On Nov. 15 reports emerged that Snap, the parent of Snapchat, had filed for an initial public offering that could value the company at as much as $25 billion. Days later, Instagram unveiled a new feature for disappearing photos and videos that puts it squarely in competition with Snapchat.
So goes the escalating battle between the two apps as they each seek to own the time and attention of internet-connected, mobile-phone-obsessed young people. Six-year-old Instagram, which sold to Facebook for $1 billion in 2012, has seen an astounding few years of growth, reporting in June that it has 500 million monthly users and 300 million daily users. Snapchat, which was released in 2011, meanwhile has captured buzz -- and 150 million daily users -- through its focus on ephemerality.
But both companies appear acutely aware of the competition. In July, Snapchat introduced a new feature for saving and reposting old photos, something that's always been easy on Instagram. One month later, Instagram responded with its take on Snapchat's Stories format. Below, The Hollywood Reporter takes a look at how the apps have mimicked each other as the social media arms race heats up.

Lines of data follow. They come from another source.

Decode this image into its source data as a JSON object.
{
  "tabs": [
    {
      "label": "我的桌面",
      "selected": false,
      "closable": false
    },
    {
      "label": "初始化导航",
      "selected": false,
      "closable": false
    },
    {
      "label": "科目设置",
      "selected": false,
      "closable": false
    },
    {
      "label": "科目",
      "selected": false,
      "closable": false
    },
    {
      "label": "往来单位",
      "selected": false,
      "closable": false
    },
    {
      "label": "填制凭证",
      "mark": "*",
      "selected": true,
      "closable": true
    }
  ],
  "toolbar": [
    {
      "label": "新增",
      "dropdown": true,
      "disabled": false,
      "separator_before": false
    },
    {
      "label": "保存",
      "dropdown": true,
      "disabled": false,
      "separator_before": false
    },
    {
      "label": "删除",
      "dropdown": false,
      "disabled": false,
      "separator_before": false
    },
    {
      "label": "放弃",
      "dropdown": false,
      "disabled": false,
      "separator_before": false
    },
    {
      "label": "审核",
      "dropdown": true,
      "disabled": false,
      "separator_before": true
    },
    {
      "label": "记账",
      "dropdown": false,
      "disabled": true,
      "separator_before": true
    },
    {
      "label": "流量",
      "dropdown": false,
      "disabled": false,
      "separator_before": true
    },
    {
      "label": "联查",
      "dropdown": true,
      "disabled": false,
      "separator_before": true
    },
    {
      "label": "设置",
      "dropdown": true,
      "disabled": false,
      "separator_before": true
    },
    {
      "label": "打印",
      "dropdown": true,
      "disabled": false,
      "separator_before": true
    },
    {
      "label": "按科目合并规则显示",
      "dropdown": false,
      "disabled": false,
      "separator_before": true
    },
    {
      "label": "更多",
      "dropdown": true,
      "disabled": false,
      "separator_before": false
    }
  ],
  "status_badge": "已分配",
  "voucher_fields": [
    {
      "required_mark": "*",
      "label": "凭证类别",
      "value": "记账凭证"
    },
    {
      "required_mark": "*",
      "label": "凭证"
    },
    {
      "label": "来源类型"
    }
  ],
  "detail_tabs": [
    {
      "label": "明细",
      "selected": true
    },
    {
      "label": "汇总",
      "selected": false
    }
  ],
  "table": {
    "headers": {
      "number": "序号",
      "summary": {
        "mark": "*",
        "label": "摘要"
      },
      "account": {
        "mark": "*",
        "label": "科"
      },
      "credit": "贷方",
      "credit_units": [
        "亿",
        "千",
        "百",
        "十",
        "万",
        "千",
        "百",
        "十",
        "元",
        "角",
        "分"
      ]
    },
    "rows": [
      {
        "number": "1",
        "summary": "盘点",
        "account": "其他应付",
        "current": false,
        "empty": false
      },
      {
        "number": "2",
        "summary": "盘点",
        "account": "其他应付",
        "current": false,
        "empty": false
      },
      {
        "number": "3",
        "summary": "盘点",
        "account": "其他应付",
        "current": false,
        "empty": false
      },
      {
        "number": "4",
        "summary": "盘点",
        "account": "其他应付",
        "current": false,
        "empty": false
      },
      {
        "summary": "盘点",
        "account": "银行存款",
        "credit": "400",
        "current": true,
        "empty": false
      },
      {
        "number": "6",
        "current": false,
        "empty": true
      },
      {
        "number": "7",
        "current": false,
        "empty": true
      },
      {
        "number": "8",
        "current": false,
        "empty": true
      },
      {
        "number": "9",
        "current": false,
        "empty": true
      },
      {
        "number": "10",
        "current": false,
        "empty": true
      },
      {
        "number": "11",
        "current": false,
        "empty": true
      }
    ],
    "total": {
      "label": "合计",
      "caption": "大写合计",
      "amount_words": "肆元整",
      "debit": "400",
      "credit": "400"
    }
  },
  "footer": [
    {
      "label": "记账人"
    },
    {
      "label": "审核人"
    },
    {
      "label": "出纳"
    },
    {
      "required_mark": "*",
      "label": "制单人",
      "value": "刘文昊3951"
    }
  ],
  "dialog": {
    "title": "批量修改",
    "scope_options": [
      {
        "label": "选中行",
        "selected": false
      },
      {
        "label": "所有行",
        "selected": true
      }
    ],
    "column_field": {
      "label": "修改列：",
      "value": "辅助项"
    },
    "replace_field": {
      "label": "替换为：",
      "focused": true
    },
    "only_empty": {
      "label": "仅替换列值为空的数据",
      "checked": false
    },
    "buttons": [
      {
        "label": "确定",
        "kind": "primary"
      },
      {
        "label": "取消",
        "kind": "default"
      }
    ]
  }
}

In July, Snap CEO Evan Spiegel, 26, took a page out of the playbook of more permanent photo-sharing apps like Instagram and unveiled Memories, which allows users to save and share old snaps.
Kevin Systrom, 32, launched Instagram in 2010 as a place to share photos. Now, after selling to Facebook for $1 billion in 2012, daily active users have hit 300 million.
Snapchat took its first step away from its core ephemeral messages with the 2013 launch of Stories, a string of semi-public photos and videos.
Instagram released its version of Stories in August, and after two months the feature hit 100 million daily users (two-thirds the size of Snapchat).
Snapchat's core product at launch in 2011 was an app for sending photos, and later videos, that disappear after being viewed. This feature has propelled the app to 150 million daily active users.
A late-November update took Instagram's emulation of Snapchat, which days before filed to go public, further with disappearing messages for Direct, similar to Snapchat's original feature.
Snapchat has experimented with live one-on-one video chats and with Stories for events that are happening live around the world, but the app has yet to respond to the live trend with a product of its own.
In that same November update, Instagram announced a move into live video, something Twitter and parent Facebook also are pursuing intensely, with broadcasts that disappear after they end.
A version of this story first appeared in the Dec. 9 issue of The Hollywood Reporter magazine. To receive the magazine, click here to subscribe.